“Lo, God has sent you one who shall show indeed that it is possible. ‘Look at me, I have no house or city, property or slave: I sleep on the ground, I have no wife or children, no miserable palace, but only earth and sky and one poor cloak. Yet what do I lack? Am I not quit of pain and fear, am I not free? When has any of you ever seen me failing to get what I will to get, or falling into what I will to avoid? When did I blame God or man, when did I accuse any? Has any of you seen me with a gloomy face? How do I meet those of whom you stand in fear and awe? Do I not meet them as slaves?
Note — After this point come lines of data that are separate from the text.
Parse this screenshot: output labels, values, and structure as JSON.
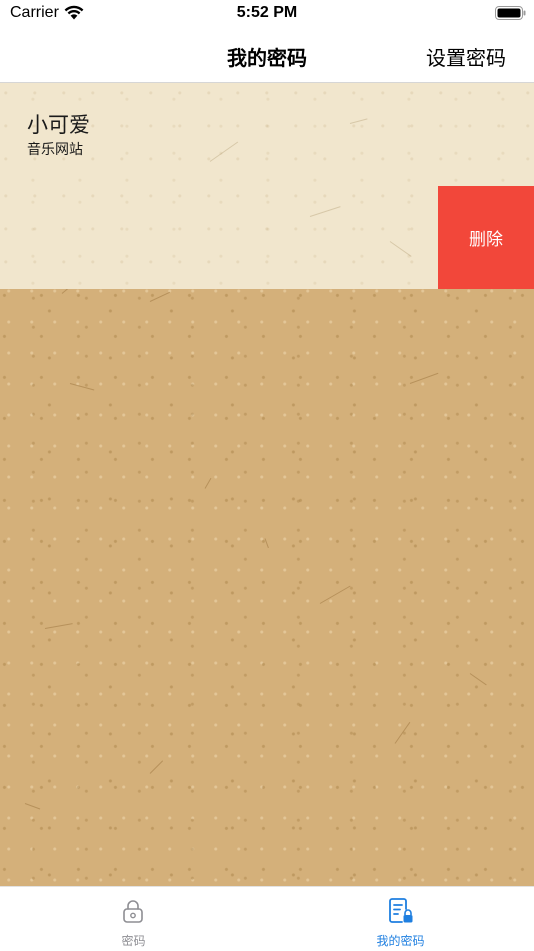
{
  "status_bar": {
    "carrier": "Carrier",
    "time": "5:52 PM",
    "icons": [
      "wifi-icon",
      "battery-icon"
    ]
  },
  "nav": {
    "title": "我的密码",
    "right_button": "设置密码"
  },
  "list": {
    "items": [
      {
        "title": "小可爱",
        "subtitle": "音乐网站"
      },
      {
        "title": "",
        "subtitle": ""
      }
    ],
    "delete_label": "删除"
  },
  "tab_bar": {
    "tabs": [
      {
        "label": "密码",
        "icon": "lock-icon",
        "selected": false
      },
      {
        "label": "我的密码",
        "icon": "document-lock-icon",
        "selected": true
      }
    ]
  },
  "colors": {
    "delete": "#f2473a",
    "tab_active": "#1f7fe0",
    "tab_inactive": "#8e8e93",
    "paper": "#d4b07a",
    "row": "#f1e6cd"
  }
}
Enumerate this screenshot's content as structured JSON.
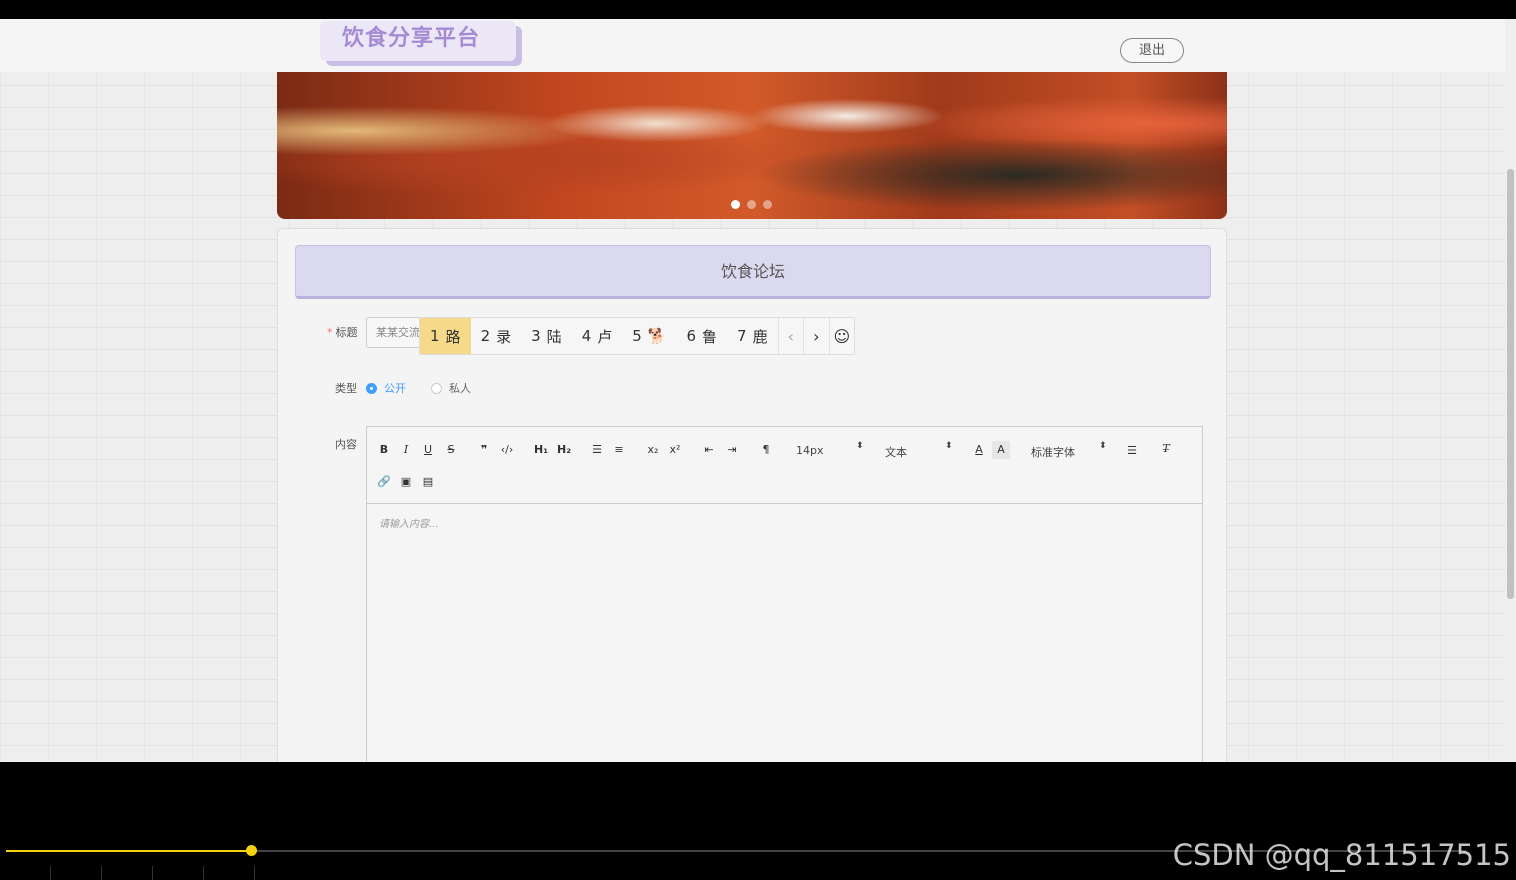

Who that sees me but thinks that he sees his king and master?’ There you have the true Cynic’s words…”
— Epictetus, Discourses III.22
The Stoics are descended from the Cynics, through Zeno of Citium who studied under Crates. Indeed, Epictetus mentions in his Discourses Diogenes of Sinope more often than he does Zeno, the very founder of the Stoic School. Both the Stoics and the Cynics hold that virtue is the only good, and the only thing necessary for eudaimonia. On this, they agree. On the matter of things indifferent (Gr: ἀδιάφορα), they differ heartily.
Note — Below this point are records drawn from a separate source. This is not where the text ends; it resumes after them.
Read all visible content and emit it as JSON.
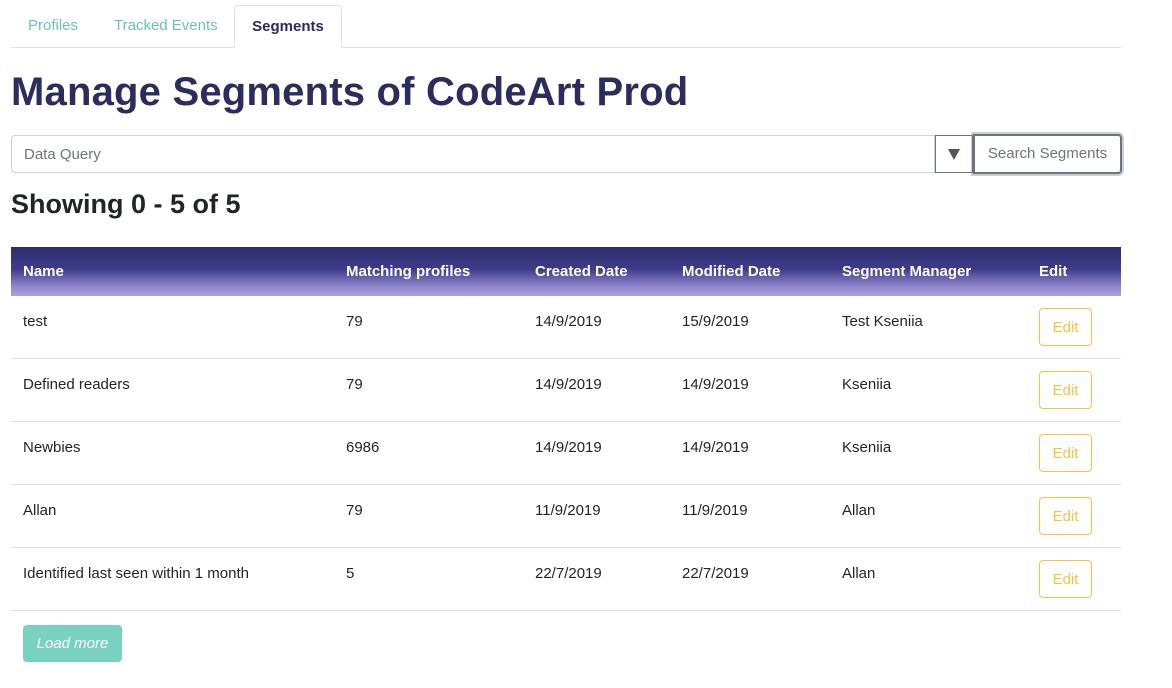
{
  "tabs": [
    {
      "label": "Profiles"
    },
    {
      "label": "Tracked Events"
    },
    {
      "label": "Segments"
    }
  ],
  "title": "Manage Segments of CodeArt Prod",
  "query": {
    "placeholder": "Data Query",
    "value": "",
    "filter_icon": "triangle-down-icon",
    "search_label": "Search Segments"
  },
  "showing": "Showing 0 - 5 of 5",
  "table": {
    "headers": {
      "name": "Name",
      "matching": "Matching profiles",
      "created": "Created Date",
      "modified": "Modified Date",
      "manager": "Segment Manager",
      "edit": "Edit"
    },
    "rows": [
      {
        "name": "test",
        "matching": "79",
        "created": "14/9/2019",
        "modified": "15/9/2019",
        "manager": "Test Kseniia",
        "edit": "Edit"
      },
      {
        "name": "Defined readers",
        "matching": "79",
        "created": "14/9/2019",
        "modified": "14/9/2019",
        "manager": "Kseniia",
        "edit": "Edit"
      },
      {
        "name": "Newbies",
        "matching": "6986",
        "created": "14/9/2019",
        "modified": "14/9/2019",
        "manager": "Kseniia",
        "edit": "Edit"
      },
      {
        "name": "Allan",
        "matching": "79",
        "created": "11/9/2019",
        "modified": "11/9/2019",
        "manager": "Allan",
        "edit": "Edit"
      },
      {
        "name": "Identified last seen within 1 month",
        "matching": "5",
        "created": "22/7/2019",
        "modified": "22/7/2019",
        "manager": "Allan",
        "edit": "Edit"
      }
    ]
  },
  "load_more": "Load more",
  "colors": {
    "accent_teal": "#6cc3b3",
    "title_navy": "#2c2c5e",
    "edit_yellow": "#f5c242",
    "load_more_bg": "#79d1bf"
  }
}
Desmond, in his book “Cynics“, notes that Epictetus is one of the more Cynical of the Hellenic Stoics. While this is true if you are comparing them to the Roman Stoics as a standard, it’s not true if you consider that we should be doing that comparison the other way ’round. The Roman Stoics should be measured against their earlier Greek forebears. The Romans, especially Seneca, Cato, and Marcus, had a level of material wealth and social role obligations that their Hellenic cousins simply never did.
The Romans took the tripartite study of philosophy, and discarded much of the things which did not mesh with their cultural norms. The Cynic’s parrhesia (Gr: παρρησία), or freedom of speech, and their flouting of social norms were entirely contrary to the Roman values of decorum and social compliance. From Cicero on, we have a trend of Romanizing the rough edges, the Cynic edges, off of Stoicism. However, to ignore this lineage, and the Cynic-like tendencies of the early Stoa is a mistake.
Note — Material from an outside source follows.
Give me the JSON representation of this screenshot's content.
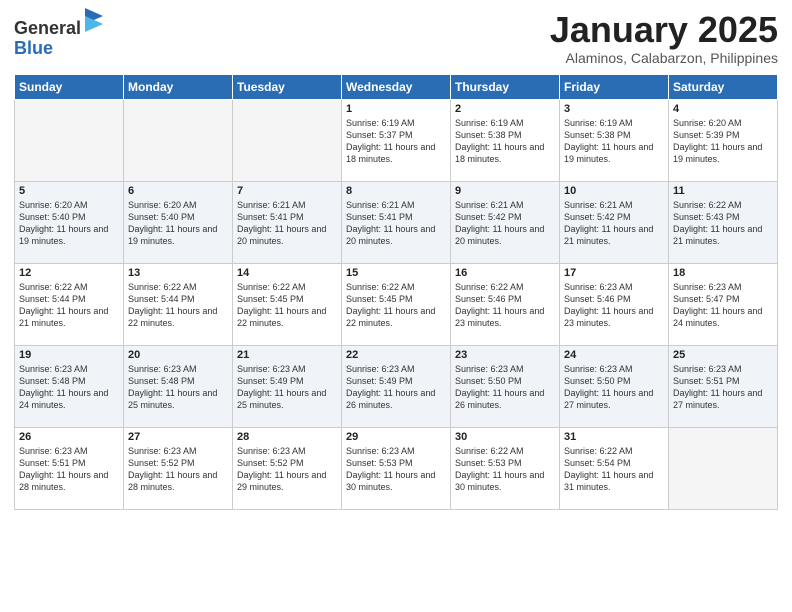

So, the Cynic lives with his wallet or sack, worn-out cloak, and staff. This is his uniform, and the extent of his worldly possessions. The Cynics were practicing a voluntary austerity and asceticism which set them apart from the wider Hellenic culture. They made plain their distaste for the material preoccupations of their day, and history is replete with annotations, aphorisms, and quotes holding up their mirror of non-conformity to the wider culture.
So, what sorts of ascetic practices, looking to our Cynic forebears for inspirations, might the aspiring Stoic adopt today?
- Simple food: The Cynics extolled the virtues of the lupin bean, and simple lentil soup, and crusty bread. Lupins are expensive and hard to come by where I live, but lentils are cheap and readily available. Zenonian Lentil soup might be a good start.
- Simple drinks: The Cynics praised the drinking of water over other choices, although Diogenes did say his favorite wine was “someone else’s.” Note: “The Water-Drinking Cynic” (Hydrokyon).
- Simple clothes: The Cynics had a uniform, and indeed many Stoics did, too. The tribōn or philosopher’s cloak, minimalist protection from the environment. The modern might reduce the wardrobe to a few identical pieces. Jeans, a solid color t-shirt, and a light jacket, maybe?
- Simple, natural grooming: A simple, utilitarian hair cut, not for style but to remove what’s useless or in the way, and for men an uncut beard.
- Simple shoes: Barefoot if possible, for most of us it may not be, sandals might be a reasonable substitute.
- Rough sleeping: Avoid the soft beds, sleeping instead on the ground or a rough pallet, with naught but a simple blanket or cloak.
- Walking: Which errands could we rather walk for, instead of taking our vehicles or public transportation?
Ascetic training was a core part of ancient Stoic practice, and it has been sadly divorced in the modern times. At minimum, if we will not practice these labors daily, once a month we should expose ourselves to some hardship so we might inure ourselves from the fickleness of Fate.
Is asceticism a part of your Stoic practice? Why or why not? Would you consider adding it to your practice?